Abdool Karim remarked that, as Friedland’s presentation highlighted, when patients are placed on antibiotics, pressure to select resistance grows. The experience in Tugela Ferry (Chapter 2) illustrates the person-to-person spread of drug-resistant TB and the fact that fatalities can occur quickly following infection with XDR TB, particularly among patients with HIV coinfection. Abdool Karim added that a steady increase in resistance eventually will make TDR TB a serious and common problem. Cassell commented that another disturbing observation is the 60 percent rise in XDR TB incidence rates in the Eastern Cape.
As Chaisson noted, a good definition of TDR TB in terms of either the molecular detection of resistant genes or clinical failures does not yet exist. According to Abdool Karim, given the variability in drug susceptibility testing among patients in the region, susceptibility testing on second-line drugs is not necessarily a good way to define TDR TB. Instead, the definition of TDR TB could be based on a clinical diagnosis after failure of treatment for MDR/XDR TB. A workshop participant stressed the importance of accurately measuring the magnitude and distribution of the spread of TDR TB as part of efforts to confront and reverse the epidemic.
Improved infection control and contact tracing could lower morbidity and mortality from drug-resistant TB and lead to the treatment of many more cases. In addition, the creation of a culture of safety through infection control policies could provide greatly increased protection for patients and health care workers.
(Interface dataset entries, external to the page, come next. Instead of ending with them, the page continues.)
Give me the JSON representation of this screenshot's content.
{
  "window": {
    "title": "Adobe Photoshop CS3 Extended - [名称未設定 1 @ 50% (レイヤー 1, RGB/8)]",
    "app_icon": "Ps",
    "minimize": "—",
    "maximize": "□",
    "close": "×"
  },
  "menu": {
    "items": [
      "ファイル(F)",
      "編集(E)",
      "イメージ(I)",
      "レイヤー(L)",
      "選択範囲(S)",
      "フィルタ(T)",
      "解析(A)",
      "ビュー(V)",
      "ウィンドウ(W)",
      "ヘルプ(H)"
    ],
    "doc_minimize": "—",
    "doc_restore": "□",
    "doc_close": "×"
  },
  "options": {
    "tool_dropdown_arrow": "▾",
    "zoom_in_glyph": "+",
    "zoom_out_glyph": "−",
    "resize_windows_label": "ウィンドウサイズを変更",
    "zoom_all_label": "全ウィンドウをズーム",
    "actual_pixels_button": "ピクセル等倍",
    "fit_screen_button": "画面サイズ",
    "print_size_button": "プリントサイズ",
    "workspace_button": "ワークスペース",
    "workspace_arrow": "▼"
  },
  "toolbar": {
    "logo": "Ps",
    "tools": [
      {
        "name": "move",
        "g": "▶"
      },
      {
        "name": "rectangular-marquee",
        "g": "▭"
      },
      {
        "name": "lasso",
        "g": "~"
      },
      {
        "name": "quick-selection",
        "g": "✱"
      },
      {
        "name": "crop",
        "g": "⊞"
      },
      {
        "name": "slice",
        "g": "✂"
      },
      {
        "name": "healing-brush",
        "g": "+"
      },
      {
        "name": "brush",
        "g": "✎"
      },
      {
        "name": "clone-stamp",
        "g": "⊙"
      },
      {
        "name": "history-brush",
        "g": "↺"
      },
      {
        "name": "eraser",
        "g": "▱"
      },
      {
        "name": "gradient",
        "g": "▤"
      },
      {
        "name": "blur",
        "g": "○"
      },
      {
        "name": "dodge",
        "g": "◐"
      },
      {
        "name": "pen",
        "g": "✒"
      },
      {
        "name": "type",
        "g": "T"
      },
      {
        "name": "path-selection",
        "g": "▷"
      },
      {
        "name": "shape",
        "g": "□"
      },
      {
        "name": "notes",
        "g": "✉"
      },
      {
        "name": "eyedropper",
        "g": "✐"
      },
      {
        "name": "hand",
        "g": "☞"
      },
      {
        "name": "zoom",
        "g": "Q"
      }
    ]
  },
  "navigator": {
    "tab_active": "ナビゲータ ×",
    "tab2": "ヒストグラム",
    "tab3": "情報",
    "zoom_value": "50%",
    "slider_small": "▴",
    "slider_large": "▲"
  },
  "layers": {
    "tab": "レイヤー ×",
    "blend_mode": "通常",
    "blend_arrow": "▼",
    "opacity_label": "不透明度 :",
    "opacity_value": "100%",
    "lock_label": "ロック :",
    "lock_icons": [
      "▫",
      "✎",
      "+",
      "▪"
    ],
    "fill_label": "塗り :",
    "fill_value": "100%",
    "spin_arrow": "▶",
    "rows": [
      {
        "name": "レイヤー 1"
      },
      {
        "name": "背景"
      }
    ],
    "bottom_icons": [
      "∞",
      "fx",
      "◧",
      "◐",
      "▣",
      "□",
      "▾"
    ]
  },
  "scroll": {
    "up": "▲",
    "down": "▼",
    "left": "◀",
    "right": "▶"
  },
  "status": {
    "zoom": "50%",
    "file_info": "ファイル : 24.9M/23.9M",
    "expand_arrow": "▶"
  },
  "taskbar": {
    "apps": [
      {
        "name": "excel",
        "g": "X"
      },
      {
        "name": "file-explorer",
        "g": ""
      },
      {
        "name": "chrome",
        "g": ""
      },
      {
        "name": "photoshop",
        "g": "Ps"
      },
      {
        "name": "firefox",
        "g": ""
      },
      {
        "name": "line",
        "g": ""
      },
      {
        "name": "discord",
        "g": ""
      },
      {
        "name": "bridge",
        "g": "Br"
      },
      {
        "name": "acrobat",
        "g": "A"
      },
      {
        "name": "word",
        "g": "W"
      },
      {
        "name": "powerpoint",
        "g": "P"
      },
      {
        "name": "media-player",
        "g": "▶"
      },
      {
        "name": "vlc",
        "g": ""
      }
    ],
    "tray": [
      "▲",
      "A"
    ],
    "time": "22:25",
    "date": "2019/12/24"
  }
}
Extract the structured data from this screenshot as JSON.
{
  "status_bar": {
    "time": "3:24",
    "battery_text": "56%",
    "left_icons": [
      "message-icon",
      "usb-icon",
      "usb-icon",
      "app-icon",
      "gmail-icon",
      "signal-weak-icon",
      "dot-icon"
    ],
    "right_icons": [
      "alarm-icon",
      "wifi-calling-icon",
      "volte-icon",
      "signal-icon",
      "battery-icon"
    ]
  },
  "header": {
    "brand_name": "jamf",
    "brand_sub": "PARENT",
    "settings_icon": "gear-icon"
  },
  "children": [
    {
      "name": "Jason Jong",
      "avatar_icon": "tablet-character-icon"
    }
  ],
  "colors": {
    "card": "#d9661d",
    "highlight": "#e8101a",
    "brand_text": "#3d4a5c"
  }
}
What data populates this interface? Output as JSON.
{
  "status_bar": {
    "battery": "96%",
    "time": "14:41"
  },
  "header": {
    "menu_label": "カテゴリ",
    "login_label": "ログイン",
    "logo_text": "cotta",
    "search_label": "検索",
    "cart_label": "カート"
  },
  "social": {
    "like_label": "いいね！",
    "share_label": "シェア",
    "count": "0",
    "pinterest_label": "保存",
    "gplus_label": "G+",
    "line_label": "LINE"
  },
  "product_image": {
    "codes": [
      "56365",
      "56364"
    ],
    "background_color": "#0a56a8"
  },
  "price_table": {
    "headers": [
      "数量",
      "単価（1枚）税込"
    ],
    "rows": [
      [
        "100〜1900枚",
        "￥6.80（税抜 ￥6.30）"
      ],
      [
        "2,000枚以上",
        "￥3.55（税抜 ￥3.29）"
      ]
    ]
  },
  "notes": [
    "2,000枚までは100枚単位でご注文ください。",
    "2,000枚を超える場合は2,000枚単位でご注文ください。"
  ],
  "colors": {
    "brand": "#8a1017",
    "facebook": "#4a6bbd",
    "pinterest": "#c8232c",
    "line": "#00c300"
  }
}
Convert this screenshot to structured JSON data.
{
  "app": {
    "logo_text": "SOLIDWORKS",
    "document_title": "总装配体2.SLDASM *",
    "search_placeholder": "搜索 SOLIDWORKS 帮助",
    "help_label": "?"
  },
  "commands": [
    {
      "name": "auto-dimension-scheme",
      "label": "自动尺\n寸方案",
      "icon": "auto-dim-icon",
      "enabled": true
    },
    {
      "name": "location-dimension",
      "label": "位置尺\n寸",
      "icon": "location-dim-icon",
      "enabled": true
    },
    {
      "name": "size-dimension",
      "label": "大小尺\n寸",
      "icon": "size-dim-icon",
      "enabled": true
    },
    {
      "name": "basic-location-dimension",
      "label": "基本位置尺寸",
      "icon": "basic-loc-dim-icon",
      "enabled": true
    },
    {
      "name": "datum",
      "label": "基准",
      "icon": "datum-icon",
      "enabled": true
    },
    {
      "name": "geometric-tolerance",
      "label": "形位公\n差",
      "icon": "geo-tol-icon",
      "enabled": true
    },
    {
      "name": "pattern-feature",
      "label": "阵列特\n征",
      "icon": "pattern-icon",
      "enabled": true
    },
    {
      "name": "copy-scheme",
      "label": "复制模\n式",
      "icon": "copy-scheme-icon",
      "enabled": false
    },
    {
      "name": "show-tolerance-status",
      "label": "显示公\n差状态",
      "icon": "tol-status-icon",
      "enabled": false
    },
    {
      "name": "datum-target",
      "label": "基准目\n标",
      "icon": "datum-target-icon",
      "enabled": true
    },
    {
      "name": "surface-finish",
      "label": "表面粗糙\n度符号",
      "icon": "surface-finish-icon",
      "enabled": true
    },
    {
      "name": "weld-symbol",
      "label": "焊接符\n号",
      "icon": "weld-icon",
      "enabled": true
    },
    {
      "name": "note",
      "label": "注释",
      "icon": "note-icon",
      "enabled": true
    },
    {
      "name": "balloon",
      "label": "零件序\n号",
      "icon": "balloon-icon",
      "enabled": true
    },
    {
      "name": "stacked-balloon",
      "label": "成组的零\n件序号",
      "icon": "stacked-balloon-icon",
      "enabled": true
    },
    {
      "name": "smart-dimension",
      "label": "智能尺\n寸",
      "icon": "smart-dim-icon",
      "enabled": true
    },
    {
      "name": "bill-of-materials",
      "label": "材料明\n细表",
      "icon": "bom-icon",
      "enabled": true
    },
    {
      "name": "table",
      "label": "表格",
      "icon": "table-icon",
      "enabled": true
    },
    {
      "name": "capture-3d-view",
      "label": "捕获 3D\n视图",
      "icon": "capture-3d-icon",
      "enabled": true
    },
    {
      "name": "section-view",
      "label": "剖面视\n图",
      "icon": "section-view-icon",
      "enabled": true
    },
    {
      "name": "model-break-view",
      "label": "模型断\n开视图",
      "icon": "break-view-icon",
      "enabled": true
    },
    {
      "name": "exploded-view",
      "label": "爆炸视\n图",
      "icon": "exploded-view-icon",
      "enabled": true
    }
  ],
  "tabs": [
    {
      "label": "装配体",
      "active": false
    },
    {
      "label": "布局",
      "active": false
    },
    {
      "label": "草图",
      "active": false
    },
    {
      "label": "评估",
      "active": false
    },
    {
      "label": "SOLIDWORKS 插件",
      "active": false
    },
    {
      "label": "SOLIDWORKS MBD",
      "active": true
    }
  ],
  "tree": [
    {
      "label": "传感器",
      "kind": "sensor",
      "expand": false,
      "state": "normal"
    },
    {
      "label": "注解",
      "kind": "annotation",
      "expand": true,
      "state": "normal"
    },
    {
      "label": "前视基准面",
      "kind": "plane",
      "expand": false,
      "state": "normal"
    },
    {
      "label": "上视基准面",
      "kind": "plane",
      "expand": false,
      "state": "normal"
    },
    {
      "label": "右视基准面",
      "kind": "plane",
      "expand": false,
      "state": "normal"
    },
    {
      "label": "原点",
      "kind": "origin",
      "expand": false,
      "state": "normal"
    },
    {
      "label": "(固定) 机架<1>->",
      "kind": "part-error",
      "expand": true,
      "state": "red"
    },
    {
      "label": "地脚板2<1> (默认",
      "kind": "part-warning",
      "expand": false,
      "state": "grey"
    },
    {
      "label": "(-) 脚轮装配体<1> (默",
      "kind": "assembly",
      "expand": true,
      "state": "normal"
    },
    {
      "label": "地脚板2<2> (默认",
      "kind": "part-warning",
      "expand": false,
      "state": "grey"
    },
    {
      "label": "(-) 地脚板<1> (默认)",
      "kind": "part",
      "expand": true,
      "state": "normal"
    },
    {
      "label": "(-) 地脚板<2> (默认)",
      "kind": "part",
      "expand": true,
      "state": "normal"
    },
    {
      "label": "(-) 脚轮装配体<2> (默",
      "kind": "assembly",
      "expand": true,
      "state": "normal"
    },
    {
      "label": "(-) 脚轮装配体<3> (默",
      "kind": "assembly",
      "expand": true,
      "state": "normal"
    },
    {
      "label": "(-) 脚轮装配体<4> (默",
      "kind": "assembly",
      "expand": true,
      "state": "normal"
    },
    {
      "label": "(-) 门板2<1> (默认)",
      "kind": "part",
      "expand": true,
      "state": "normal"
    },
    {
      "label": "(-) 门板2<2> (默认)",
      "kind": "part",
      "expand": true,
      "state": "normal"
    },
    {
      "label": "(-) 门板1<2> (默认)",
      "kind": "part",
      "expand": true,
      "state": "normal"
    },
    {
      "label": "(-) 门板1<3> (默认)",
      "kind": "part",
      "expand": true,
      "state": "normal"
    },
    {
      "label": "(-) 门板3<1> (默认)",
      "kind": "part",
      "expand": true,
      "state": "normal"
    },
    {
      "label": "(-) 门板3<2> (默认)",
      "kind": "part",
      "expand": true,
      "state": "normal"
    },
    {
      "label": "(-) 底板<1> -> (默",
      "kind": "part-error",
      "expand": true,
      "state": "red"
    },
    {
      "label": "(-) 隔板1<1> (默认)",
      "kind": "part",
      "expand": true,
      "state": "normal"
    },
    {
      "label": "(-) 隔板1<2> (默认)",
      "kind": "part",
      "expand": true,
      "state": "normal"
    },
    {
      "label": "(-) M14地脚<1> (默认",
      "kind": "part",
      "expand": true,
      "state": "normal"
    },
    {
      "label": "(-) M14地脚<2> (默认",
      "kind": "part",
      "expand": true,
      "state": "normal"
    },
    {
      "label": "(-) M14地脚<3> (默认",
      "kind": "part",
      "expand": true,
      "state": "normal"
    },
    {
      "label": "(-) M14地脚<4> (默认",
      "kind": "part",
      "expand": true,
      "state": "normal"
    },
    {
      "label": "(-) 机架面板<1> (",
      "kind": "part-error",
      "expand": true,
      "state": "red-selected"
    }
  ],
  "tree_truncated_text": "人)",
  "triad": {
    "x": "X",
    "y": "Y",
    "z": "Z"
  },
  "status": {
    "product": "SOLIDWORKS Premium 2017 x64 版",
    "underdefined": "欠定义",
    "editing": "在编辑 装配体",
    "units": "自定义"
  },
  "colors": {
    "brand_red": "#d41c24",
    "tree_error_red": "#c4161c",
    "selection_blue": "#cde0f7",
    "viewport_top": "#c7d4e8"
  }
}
Abdool Karim stated that infection control should be a part of every TB intervention and needs to begin when a patient is identified, diagnosed, and hospitalized. To support infection control, there is a need for further investigation of the mechanisms and sites of the spread of TB within communities, said Abdool Karim, and once infection control measures have been implemented, it will be important to evaluate their effectiveness and make them more broadly available. Improvement in the safety of existing health care facilities is warranted, as is incorporation of infection control in the design and construction of new health care facilities.
An important problem is the lack of district nurses to visit schools and homes. Part of the solution, Cassell suggested, could be to train community workers to become specialists in infection control, with a certificate program that could offer practical training and raise the profile of the role of the community worker. When community health workers are paid, trained, and qualified, they can help ensure that everyone becomes an active participant in health care. Abdool Karim highlighted Lawn’s remarks that contact tracing should be part of all TB programs and should include TB education as a component of the intervention.